I came to the United States because of my work situation. It was not good. It was bittersweet. I didn’t see my mom for 9 years. When I applied for jobs, I didn’t know the language, I didn’t have a social security number. It was difficult.

This work is hard. What do you do to keep yourself going? How do you keep developing your skills?

The Crossroads Farmers Market and the Community Kitchen mean a lot to me. I do what I love, like cook the food of my country. But it is also a job where I earn my money. I know many people who make me feel like family, just like the community I worked with in my country.

I organize my time so that I can accomplish everything that I need to. Thanks to all of my life experiences throughout the years, I felt ready to start my business, Nancia’s Antojitos. I love this name because it brings back the memories of the doblada de papas competition.
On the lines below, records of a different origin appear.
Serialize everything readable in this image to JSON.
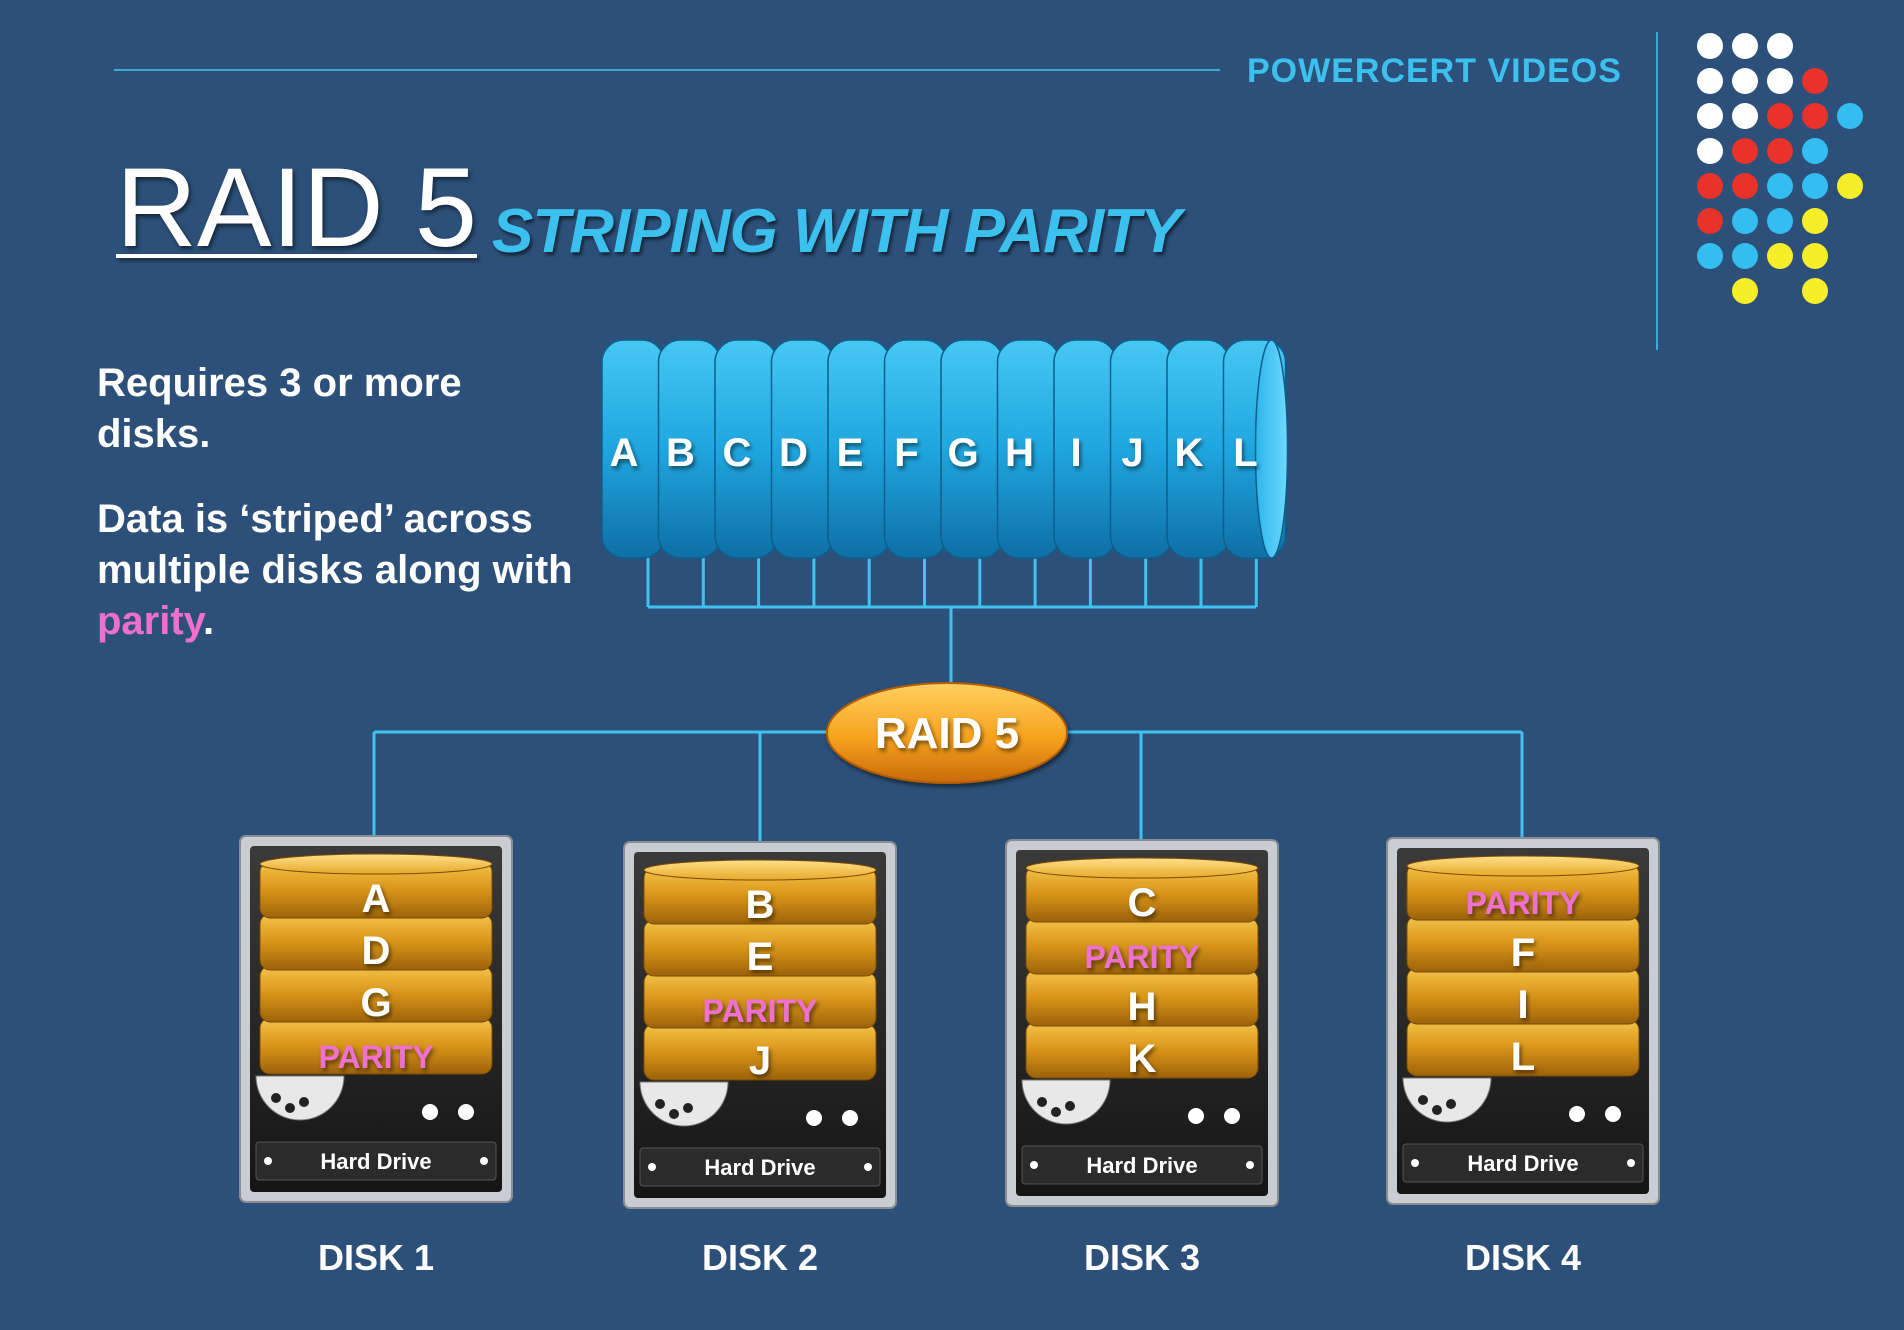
{
  "brand": "POWERCERT VIDEOS",
  "title": "RAID 5",
  "subtitle": "STRIPING WITH PARITY",
  "desc1": "Requires 3 or more disks.",
  "desc2_prefix": "Data is ‘striped’ across multiple disks along with ",
  "desc2_highlight": "parity",
  "desc2_suffix": ".",
  "blocks": [
    "A",
    "B",
    "C",
    "D",
    "E",
    "F",
    "G",
    "H",
    "I",
    "J",
    "K",
    "L"
  ],
  "controller": "RAID 5",
  "drive_label": "Hard Drive",
  "disks": [
    {
      "name": "DISK 1",
      "rows": [
        "A",
        "D",
        "G",
        "PARITY"
      ]
    },
    {
      "name": "DISK 2",
      "rows": [
        "B",
        "E",
        "PARITY",
        "J"
      ]
    },
    {
      "name": "DISK 3",
      "rows": [
        "C",
        "PARITY",
        "H",
        "K"
      ]
    },
    {
      "name": "DISK 4",
      "rows": [
        "PARITY",
        "F",
        "I",
        "L"
      ]
    }
  ],
  "colors": {
    "background": "#2c5079",
    "accent": "#3cc0ee",
    "parity": "#ee6fd0",
    "controller": "#f59a1e",
    "platter": "#e1a21f"
  }
}
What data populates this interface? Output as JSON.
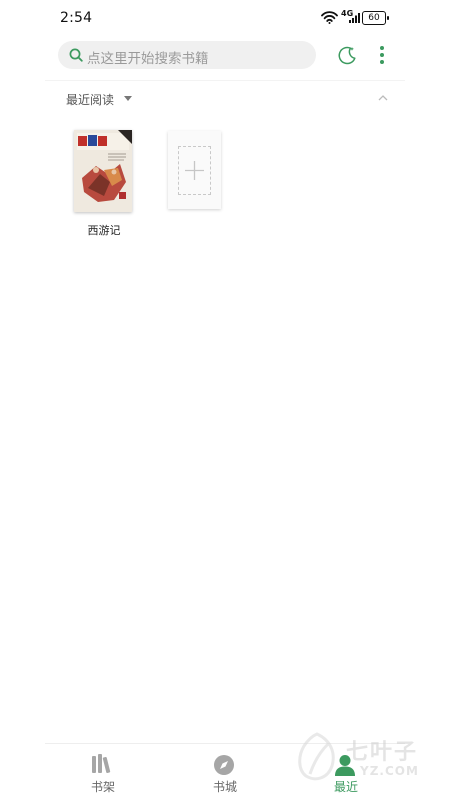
{
  "status_bar": {
    "time": "2:54",
    "signal_label": "4G",
    "battery": "60"
  },
  "search": {
    "placeholder": "点这里开始搜索书籍"
  },
  "section": {
    "title": "最近阅读"
  },
  "books": [
    {
      "title": "西游记"
    }
  ],
  "bottom_nav": [
    {
      "label": "书架",
      "icon": "bookshelf-icon",
      "active": false
    },
    {
      "label": "书城",
      "icon": "compass-icon",
      "active": false
    },
    {
      "label": "最近",
      "icon": "person-icon",
      "active": true
    }
  ],
  "watermark": {
    "text": "七叶子",
    "url": "YZ.COM"
  },
  "colors": {
    "accent": "#3c9a5f",
    "search_bg": "#f0f0f0",
    "nav_inactive": "#666666"
  }
}
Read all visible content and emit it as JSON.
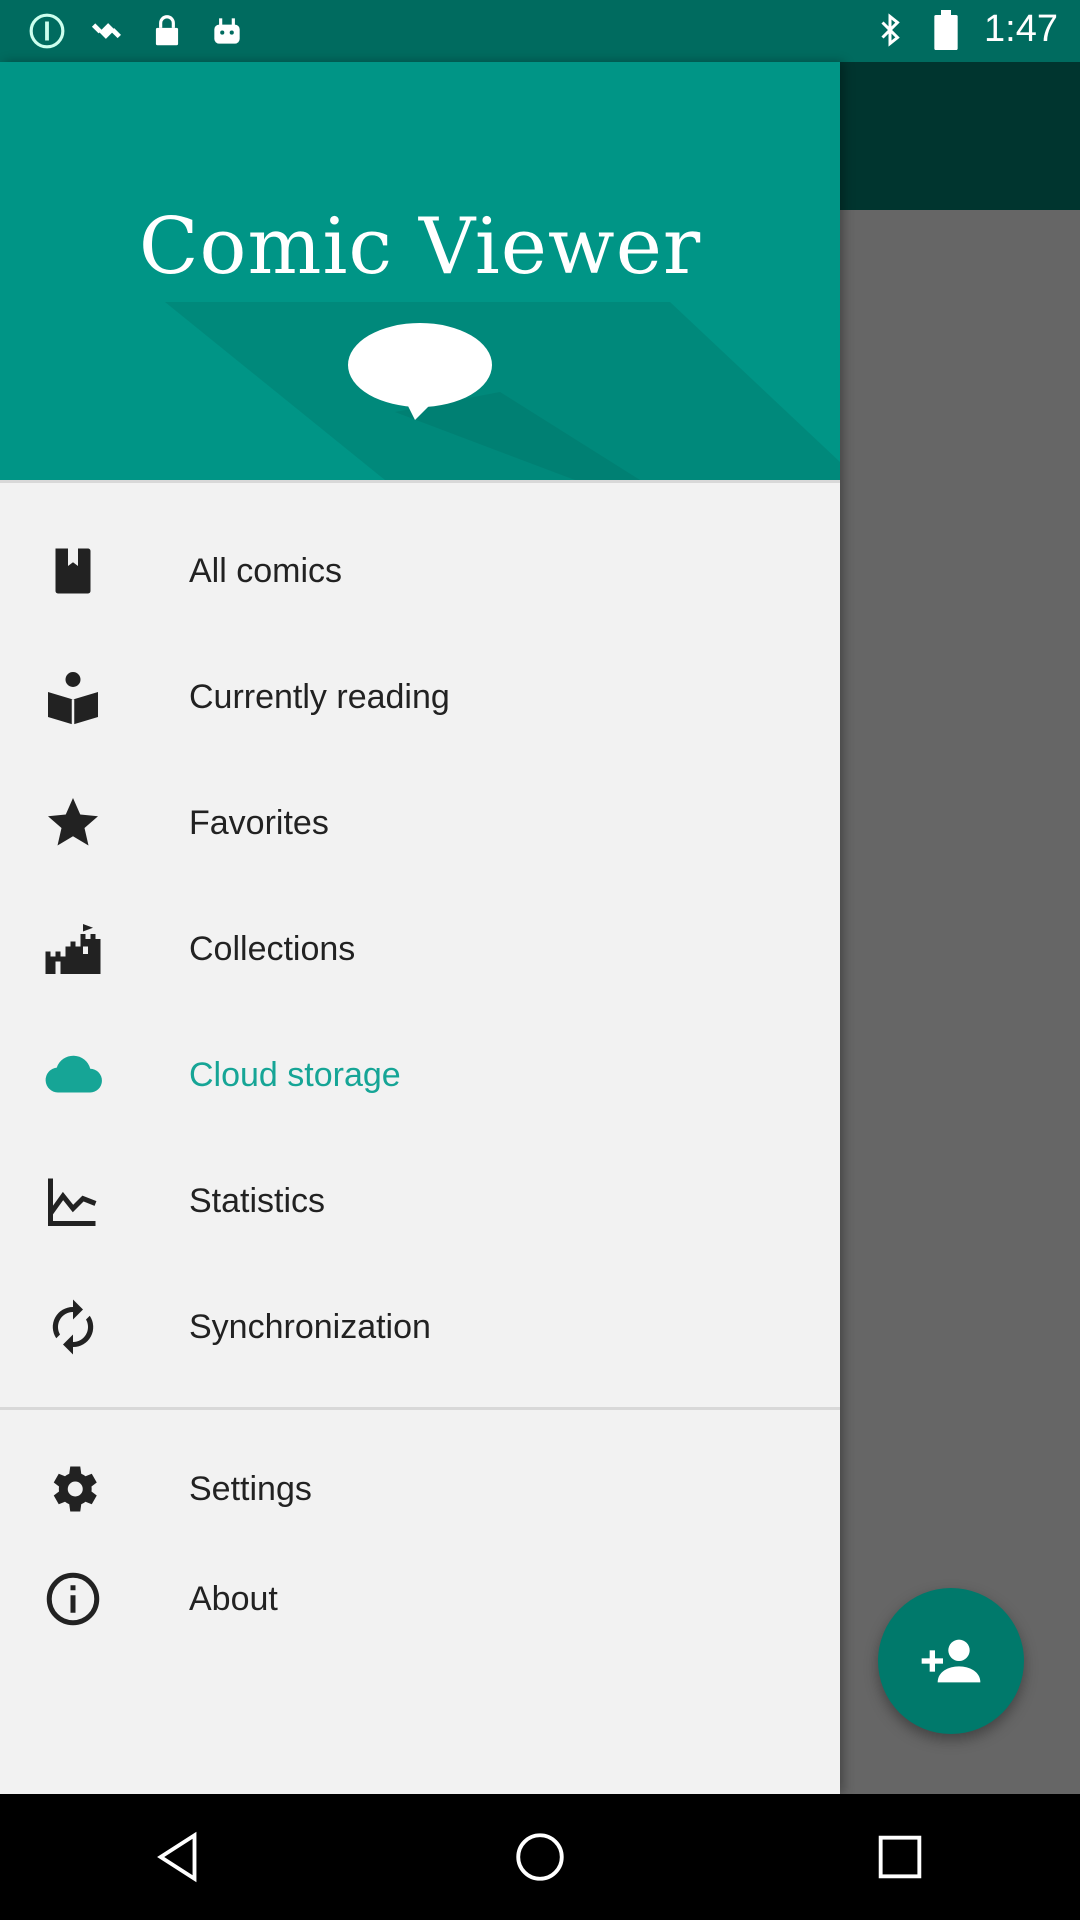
{
  "status_bar": {
    "time": "1:47",
    "icons_left": [
      "info-icon",
      "fake-gps-icon",
      "lock-icon",
      "android-icon"
    ],
    "icons_right": [
      "bluetooth-icon",
      "battery-icon"
    ]
  },
  "drawer": {
    "header": {
      "app_name": "Comic Viewer",
      "accent_color": "#009586"
    },
    "items": [
      {
        "label": "All comics",
        "icon": "book-icon"
      },
      {
        "label": "Currently reading",
        "icon": "reading-icon"
      },
      {
        "label": "Favorites",
        "icon": "star-icon"
      },
      {
        "label": "Collections",
        "icon": "castle-icon"
      },
      {
        "label": "Cloud storage",
        "icon": "cloud-icon",
        "active": true,
        "color": "#16a596"
      },
      {
        "label": "Statistics",
        "icon": "chart-icon"
      },
      {
        "label": "Synchronization",
        "icon": "sync-icon"
      }
    ],
    "secondary_items": [
      {
        "label": "Settings",
        "icon": "gear-icon"
      },
      {
        "label": "About",
        "icon": "info-icon"
      }
    ]
  },
  "fab": {
    "icon": "add-person-icon",
    "color": "#00796b"
  },
  "nav_bar": [
    "back-icon",
    "home-icon",
    "recents-icon"
  ]
}
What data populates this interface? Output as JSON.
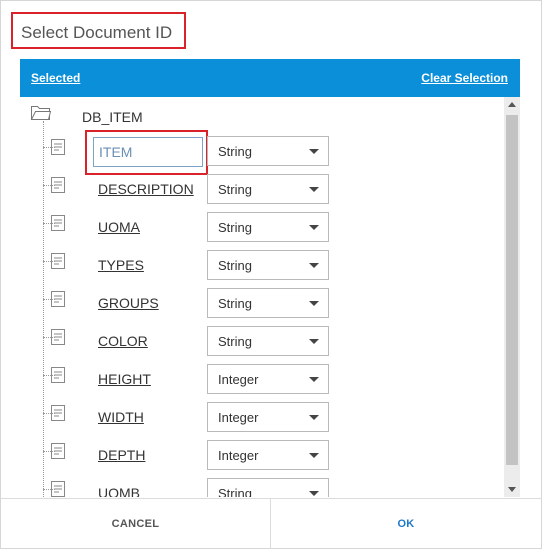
{
  "dialog": {
    "title": "Select Document ID"
  },
  "panel": {
    "selected_label": "Selected",
    "clear_label": "Clear Selection"
  },
  "tree": {
    "root_label": "DB_ITEM",
    "fields": [
      {
        "name": "ITEM",
        "type": "String",
        "editing": true
      },
      {
        "name": "DESCRIPTION",
        "type": "String"
      },
      {
        "name": "UOMA",
        "type": "String"
      },
      {
        "name": "TYPES",
        "type": "String"
      },
      {
        "name": "GROUPS",
        "type": "String"
      },
      {
        "name": "COLOR",
        "type": "String"
      },
      {
        "name": "HEIGHT",
        "type": "Integer"
      },
      {
        "name": "WIDTH",
        "type": "Integer"
      },
      {
        "name": "DEPTH",
        "type": "Integer"
      },
      {
        "name": "UOMB",
        "type": "String"
      }
    ]
  },
  "footer": {
    "cancel_label": "CANCEL",
    "ok_label": "OK"
  },
  "colors": {
    "header_bg": "#0b8fd8",
    "highlight_border": "#d9222a",
    "ok_text": "#1f7ac8"
  },
  "icons": {
    "folder": "folder-icon",
    "document": "document-icon",
    "dropdown": "chevron-down-icon"
  }
}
Life is not easy. I’ve always been able to overcome; once with my baby girl, and now with my two small boys. It is important that everything that we do, we do with patience, with dedication, with compassion, that is how the things will turn out for the best.

What have been some of your greatest challenges or new learnings in starting a culinary business?

I buy most of my fruits and vegetables from the farmers at the market. These are such rich foods. The apples are bright red and very rich. The tomatoes are deep red and fresh. I’ve learned a lot about organic fruits and vegetables. In the winter, I miss the fruits and vegetables that I am unable to freeze.

I have learned a lot from Crossroads and the microenterprise food business workshops. I learned about the licenses and requirements to have a food business. Now I understand when one wedding client asked me for all the documents, like business license and insurance. Before, I couldn’t accept those jobs, but now I can confidently cater any event. When there is an opportunity to cater an event, it does not matter how small the job, I will accept it, because I know when they taste my food they will love it.

What are your goals for your business? What tools or support do you need to get there?

The opening of the community kitchen was a dream come true. We waited so long for it, and now to use the kitchen has allowed me to grow my catering business. One of my goals is to improve my marketing and promotion to increase my client base. This is something new for me. I want to have a website. However, using the computer is a big challenge for me. Even though there are a lot of people who help me, I want to learn computer skills to do my business better, and have that sense of independence.

Thank you, Nancia and Christie, for sharing your stories!

Photo credit: Molly M. Peterson, Photographer

Take Action:

The Local Food Promotion Program (LFPP) needs your help! LFPP is authorized through the Farm Bill, a multi-part piece of legislation that gets reauthorized once every four years, and is in the process of being rewritten as we speak. The House’s version of the Farm Bill cut all the funding from LFPP and other local foods programs, but the Senate bill improves these programs by combining them into the Local Agricultural Marketing Program (LAMP), a move that gives them more reliable funding into the future. Make sure LFPP and other local foods programs stay intact by supporting LAMP!

Call: Your two Senators and your Representative

Script: Hi, my name is _____ and I’m a constituent. I’m calling to express my support for local food, and to let ___ know that I support the inclusion of the Local Agricultural Marketing Program in the 2018 Farm Bill with permanent baseline funding. Will _______ legislator contact [House OR Senate] leadership and let them know he/she supports LAMP? Thank you!